Interface dataset entries
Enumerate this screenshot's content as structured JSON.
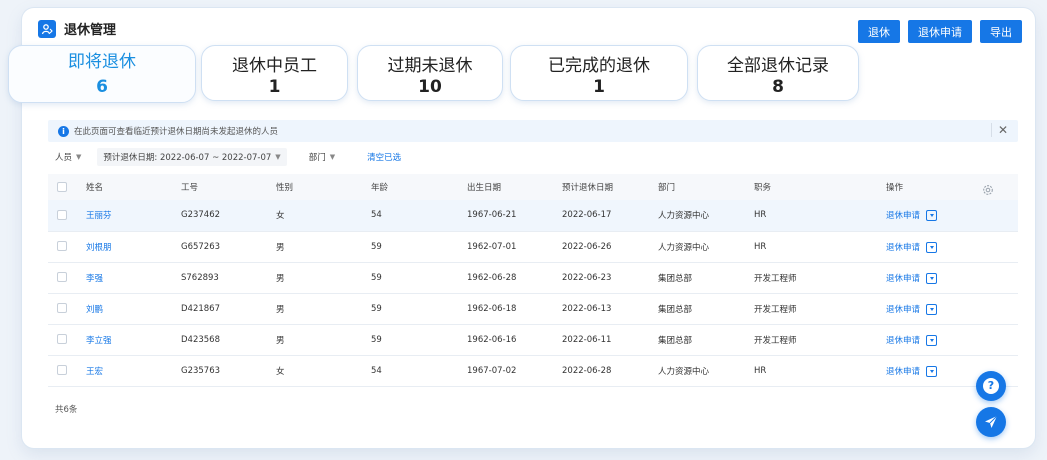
{
  "app": {
    "title": "退休管理"
  },
  "toolbar": {
    "retire_label": "退休",
    "apply_label": "退休申请",
    "export_label": "导出"
  },
  "tabs": [
    {
      "label": "即将退休",
      "count": "6",
      "active": true
    },
    {
      "label": "退休中员工",
      "count": "1"
    },
    {
      "label": "过期未退休",
      "count": "10"
    },
    {
      "label": "已完成的退休",
      "count": "1"
    },
    {
      "label": "全部退休记录",
      "count": "8"
    }
  ],
  "info": {
    "text": "在此页面可查看临近预计退休日期尚未发起退休的人员"
  },
  "filters": {
    "person_label": "人员",
    "date_label": "预计退休日期: 2022-06-07 ~ 2022-07-07",
    "dept_label": "部门",
    "clear_label": "清空已选"
  },
  "table": {
    "headers": [
      "姓名",
      "工号",
      "性别",
      "年龄",
      "出生日期",
      "预计退休日期",
      "部门",
      "职务",
      "操作"
    ],
    "action_label": "退休申请",
    "rows": [
      {
        "name": "王丽芬",
        "id": "G237462",
        "gender": "女",
        "age": "54",
        "birth": "1967-06-21",
        "retire": "2022-06-17",
        "dept": "人力资源中心",
        "position": "HR"
      },
      {
        "name": "刘根朋",
        "id": "G657263",
        "gender": "男",
        "age": "59",
        "birth": "1962-07-01",
        "retire": "2022-06-26",
        "dept": "人力资源中心",
        "position": "HR"
      },
      {
        "name": "李强",
        "id": "S762893",
        "gender": "男",
        "age": "59",
        "birth": "1962-06-28",
        "retire": "2022-06-23",
        "dept": "集团总部",
        "position": "开发工程师"
      },
      {
        "name": "刘鹏",
        "id": "D421867",
        "gender": "男",
        "age": "59",
        "birth": "1962-06-18",
        "retire": "2022-06-13",
        "dept": "集团总部",
        "position": "开发工程师"
      },
      {
        "name": "李立强",
        "id": "D423568",
        "gender": "男",
        "age": "59",
        "birth": "1962-06-16",
        "retire": "2022-06-11",
        "dept": "集团总部",
        "position": "开发工程师"
      },
      {
        "name": "王宏",
        "id": "G235763",
        "gender": "女",
        "age": "54",
        "birth": "1967-07-02",
        "retire": "2022-06-28",
        "dept": "人力资源中心",
        "position": "HR"
      }
    ]
  },
  "footer": {
    "count_text": "共6条"
  },
  "colors": {
    "accent": "#1677e6",
    "active_tab": "#1a8fe0"
  }
}
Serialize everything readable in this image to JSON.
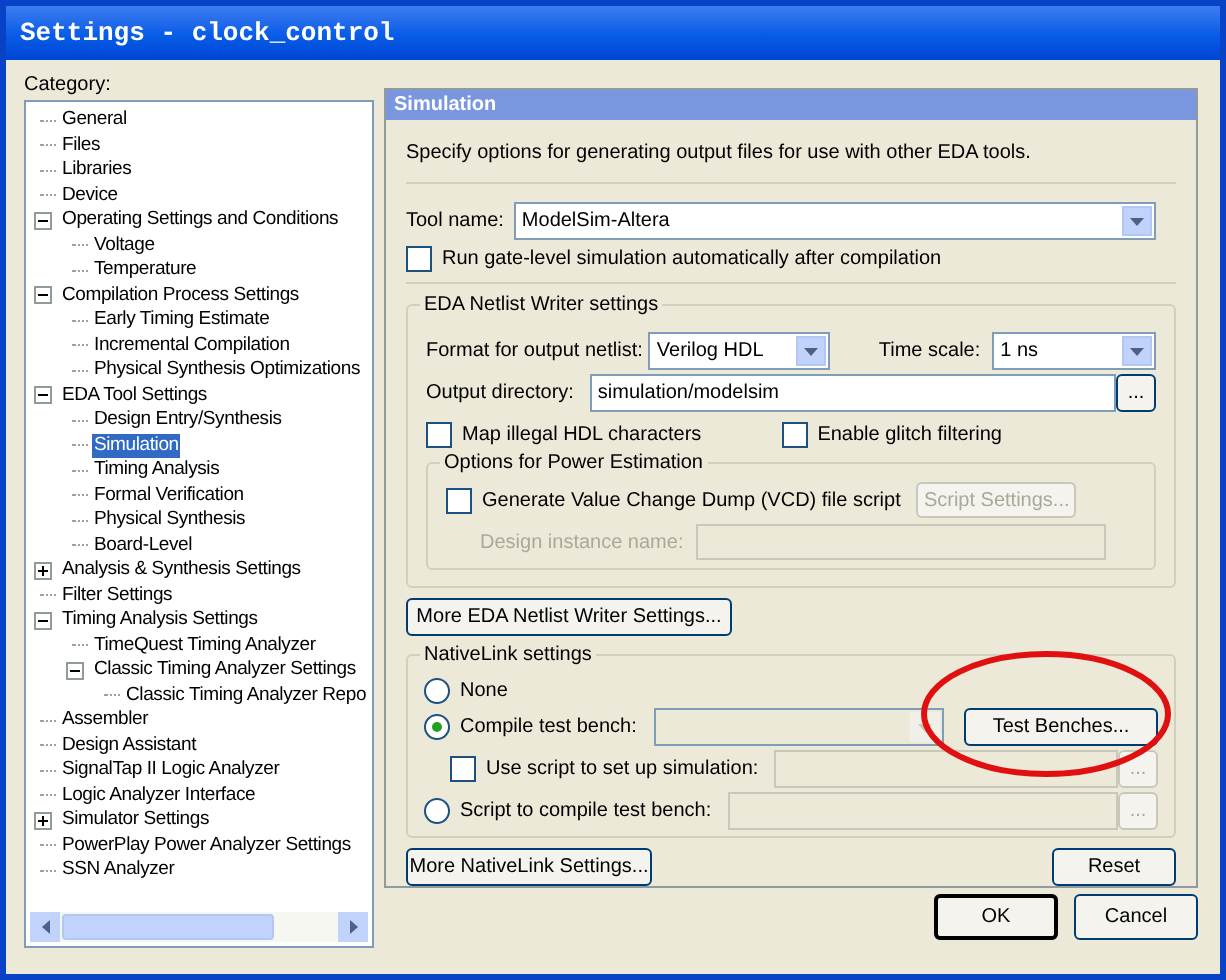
{
  "window": {
    "title": "Settings - clock_control"
  },
  "category": {
    "label": "Category:",
    "tree": [
      {
        "label": "General",
        "selected": false
      },
      {
        "label": "Files",
        "selected": false
      },
      {
        "label": "Libraries",
        "selected": false
      },
      {
        "label": "Device",
        "selected": false
      },
      {
        "label": "Operating Settings and Conditions",
        "selected": false,
        "expanded": true,
        "children": [
          {
            "label": "Voltage",
            "selected": false
          },
          {
            "label": "Temperature",
            "selected": false
          }
        ]
      },
      {
        "label": "Compilation Process Settings",
        "selected": false,
        "expanded": true,
        "children": [
          {
            "label": "Early Timing Estimate",
            "selected": false
          },
          {
            "label": "Incremental Compilation",
            "selected": false
          },
          {
            "label": "Physical Synthesis Optimizations",
            "selected": false
          }
        ]
      },
      {
        "label": "EDA Tool Settings",
        "selected": false,
        "expanded": true,
        "children": [
          {
            "label": "Design Entry/Synthesis",
            "selected": false
          },
          {
            "label": "Simulation",
            "selected": true
          },
          {
            "label": "Timing Analysis",
            "selected": false
          },
          {
            "label": "Formal Verification",
            "selected": false
          },
          {
            "label": "Physical Synthesis",
            "selected": false
          },
          {
            "label": "Board-Level",
            "selected": false
          }
        ]
      },
      {
        "label": "Analysis & Synthesis Settings",
        "selected": false,
        "expanded": false
      },
      {
        "label": "Filter Settings",
        "selected": false
      },
      {
        "label": "Timing Analysis Settings",
        "selected": false,
        "expanded": true,
        "children": [
          {
            "label": "TimeQuest Timing Analyzer",
            "selected": false
          },
          {
            "label": "Classic Timing Analyzer Settings",
            "selected": false,
            "expanded": true,
            "children": [
              {
                "label": "Classic Timing Analyzer Repo",
                "selected": false
              }
            ]
          }
        ]
      },
      {
        "label": "Assembler",
        "selected": false
      },
      {
        "label": "Design Assistant",
        "selected": false
      },
      {
        "label": "SignalTap II Logic Analyzer",
        "selected": false
      },
      {
        "label": "Logic Analyzer Interface",
        "selected": false
      },
      {
        "label": "Simulator Settings",
        "selected": false,
        "expanded": false
      },
      {
        "label": "PowerPlay Power Analyzer Settings",
        "selected": false
      },
      {
        "label": "SSN Analyzer",
        "selected": false
      }
    ]
  },
  "panel": {
    "title": "Simulation",
    "description": "Specify options for generating output files for use with other EDA tools.",
    "tool_name": {
      "label": "Tool name:",
      "value": "ModelSim-Altera"
    },
    "run_gate_level": {
      "label": "Run gate-level simulation automatically after compilation",
      "checked": false
    },
    "netlist": {
      "title": "EDA Netlist Writer settings",
      "format": {
        "label": "Format for output netlist:",
        "value": "Verilog HDL"
      },
      "time_scale": {
        "label": "Time scale:",
        "value": "1 ns"
      },
      "output_directory": {
        "label": "Output directory:",
        "value": "simulation/modelsim",
        "browse": "..."
      },
      "map_illegal": {
        "label": "Map illegal HDL characters",
        "checked": false
      },
      "glitch": {
        "label": "Enable glitch filtering",
        "checked": false
      },
      "power": {
        "title": "Options for Power Estimation",
        "vcd": {
          "label": "Generate Value Change Dump (VCD) file script",
          "checked": false
        },
        "script_settings": {
          "label": "Script Settings...",
          "disabled": true
        },
        "instance": {
          "label": "Design instance name:",
          "disabled": true
        }
      }
    },
    "more_netlist": "More EDA Netlist Writer Settings...",
    "nativelink": {
      "title": "NativeLink settings",
      "none": {
        "label": "None",
        "selected": false
      },
      "compile": {
        "label": "Compile test bench:",
        "selected": true,
        "button": "Test Benches..."
      },
      "use_script": {
        "label": "Use script to set up simulation:",
        "checked": false,
        "browse": "..."
      },
      "script": {
        "label": "Script to compile test bench:",
        "selected": false,
        "browse": "..."
      }
    },
    "more_nativelink": "More NativeLink Settings...",
    "reset": "Reset"
  },
  "buttons": [
    {
      "label": "OK",
      "default": true
    },
    {
      "label": "Cancel",
      "default": false
    }
  ]
}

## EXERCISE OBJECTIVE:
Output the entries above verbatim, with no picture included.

## ANSWER TO THIS TASK:
Enumerate this screenshot's content as structured JSON.
{
  "app": {
    "title": "退休管理"
  },
  "toolbar": {
    "retire_label": "退休",
    "apply_label": "退休申请",
    "export_label": "导出"
  },
  "tabs": [
    {
      "label": "即将退休",
      "count": "6",
      "active": true
    },
    {
      "label": "退休中员工",
      "count": "1"
    },
    {
      "label": "过期未退休",
      "count": "10"
    },
    {
      "label": "已完成的退休",
      "count": "1"
    },
    {
      "label": "全部退休记录",
      "count": "8"
    }
  ],
  "info": {
    "text": "在此页面可查看临近预计退休日期尚未发起退休的人员"
  },
  "filters": {
    "person_label": "人员",
    "date_label": "预计退休日期: 2022-06-07 ~ 2022-07-07",
    "dept_label": "部门",
    "clear_label": "清空已选"
  },
  "table": {
    "headers": [
      "姓名",
      "工号",
      "性别",
      "年龄",
      "出生日期",
      "预计退休日期",
      "部门",
      "职务",
      "操作"
    ],
    "action_label": "退休申请",
    "rows": [
      {
        "name": "王丽芬",
        "id": "G237462",
        "gender": "女",
        "age": "54",
        "birth": "1967-06-21",
        "retire": "2022-06-17",
        "dept": "人力资源中心",
        "position": "HR"
      },
      {
        "name": "刘根朋",
        "id": "G657263",
        "gender": "男",
        "age": "59",
        "birth": "1962-07-01",
        "retire": "2022-06-26",
        "dept": "人力资源中心",
        "position": "HR"
      },
      {
        "name": "李强",
        "id": "S762893",
        "gender": "男",
        "age": "59",
        "birth": "1962-06-28",
        "retire": "2022-06-23",
        "dept": "集团总部",
        "position": "开发工程师"
      },
      {
        "name": "刘鹏",
        "id": "D421867",
        "gender": "男",
        "age": "59",
        "birth": "1962-06-18",
        "retire": "2022-06-13",
        "dept": "集团总部",
        "position": "开发工程师"
      },
      {
        "name": "李立强",
        "id": "D423568",
        "gender": "男",
        "age": "59",
        "birth": "1962-06-16",
        "retire": "2022-06-11",
        "dept": "集团总部",
        "position": "开发工程师"
      },
      {
        "name": "王宏",
        "id": "G235763",
        "gender": "女",
        "age": "54",
        "birth": "1967-07-02",
        "retire": "2022-06-28",
        "dept": "人力资源中心",
        "position": "HR"
      }
    ]
  },
  "footer": {
    "count_text": "共6条"
  },
  "colors": {
    "accent": "#1677e6",
    "active_tab": "#1a8fe0"
  }
}
Serialize everything readable in this image to JSON.
{
  "window": {
    "title": "Settings - clock_control"
  },
  "category": {
    "label": "Category:",
    "tree": [
      {
        "label": "General",
        "selected": false
      },
      {
        "label": "Files",
        "selected": false
      },
      {
        "label": "Libraries",
        "selected": false
      },
      {
        "label": "Device",
        "selected": false
      },
      {
        "label": "Operating Settings and Conditions",
        "selected": false,
        "expanded": true,
        "children": [
          {
            "label": "Voltage",
            "selected": false
          },
          {
            "label": "Temperature",
            "selected": false
          }
        ]
      },
      {
        "label": "Compilation Process Settings",
        "selected": false,
        "expanded": true,
        "children": [
          {
            "label": "Early Timing Estimate",
            "selected": false
          },
          {
            "label": "Incremental Compilation",
            "selected": false
          },
          {
            "label": "Physical Synthesis Optimizations",
            "selected": false
          }
        ]
      },
      {
        "label": "EDA Tool Settings",
        "selected": false,
        "expanded": true,
        "children": [
          {
            "label": "Design Entry/Synthesis",
            "selected": false
          },
          {
            "label": "Simulation",
            "selected": true
          },
          {
            "label": "Timing Analysis",
            "selected": false
          },
          {
            "label": "Formal Verification",
            "selected": false
          },
          {
            "label": "Physical Synthesis",
            "selected": false
          },
          {
            "label": "Board-Level",
            "selected": false
          }
        ]
      },
      {
        "label": "Analysis & Synthesis Settings",
        "selected": false,
        "expanded": false
      },
      {
        "label": "Filter Settings",
        "selected": false
      },
      {
        "label": "Timing Analysis Settings",
        "selected": false,
        "expanded": true,
        "children": [
          {
            "label": "TimeQuest Timing Analyzer",
            "selected": false
          },
          {
            "label": "Classic Timing Analyzer Settings",
            "selected": false,
            "expanded": true,
            "children": [
              {
                "label": "Classic Timing Analyzer Repo",
                "selected": false
              }
            ]
          }
        ]
      },
      {
        "label": "Assembler",
        "selected": false
      },
      {
        "label": "Design Assistant",
        "selected": false
      },
      {
        "label": "SignalTap II Logic Analyzer",
        "selected": false
      },
      {
        "label": "Logic Analyzer Interface",
        "selected": false
      },
      {
        "label": "Simulator Settings",
        "selected": false,
        "expanded": false
      },
      {
        "label": "PowerPlay Power Analyzer Settings",
        "selected": false
      },
      {
        "label": "SSN Analyzer",
        "selected": false
      }
    ]
  },
  "panel": {
    "title": "Simulation",
    "description": "Specify options for generating output files for use with other EDA tools.",
    "tool_name": {
      "label": "Tool name:",
      "value": "ModelSim-Altera"
    },
    "run_gate_level": {
      "label": "Run gate-level simulation automatically after compilation",
      "checked": false
    },
    "netlist": {
      "title": "EDA Netlist Writer settings",
      "format": {
        "label": "Format for output netlist:",
        "value": "Verilog HDL"
      },
      "time_scale": {
        "label": "Time scale:",
        "value": "1 ns"
      },
      "output_directory": {
        "label": "Output directory:",
        "value": "simulation/modelsim",
        "browse": "..."
      },
      "map_illegal": {
        "label": "Map illegal HDL characters",
        "checked": false
      },
      "glitch": {
        "label": "Enable glitch filtering",
        "checked": false
      },
      "power": {
        "title": "Options for Power Estimation",
        "vcd": {
          "label": "Generate Value Change Dump (VCD) file script",
          "checked": false
        },
        "script_settings": {
          "label": "Script Settings...",
          "disabled": true
        },
        "instance": {
          "label": "Design instance name:",
          "disabled": true
        }
      }
    },
    "more_netlist": "More EDA Netlist Writer Settings...",
    "nativelink": {
      "title": "NativeLink settings",
      "none": {
        "label": "None",
        "selected": false
      },
      "compile": {
        "label": "Compile test bench:",
        "selected": true,
        "button": "Test Benches..."
      },
      "use_script": {
        "label": "Use script to set up simulation:",
        "checked": false,
        "browse": "..."
      },
      "script": {
        "label": "Script to compile test bench:",
        "selected": false,
        "browse": "..."
      }
    },
    "more_nativelink": "More NativeLink Settings...",
    "reset": "Reset"
  },
  "buttons": [
    {
      "label": "OK",
      "default": true
    },
    {
      "label": "Cancel",
      "default": false
    }
  ]
}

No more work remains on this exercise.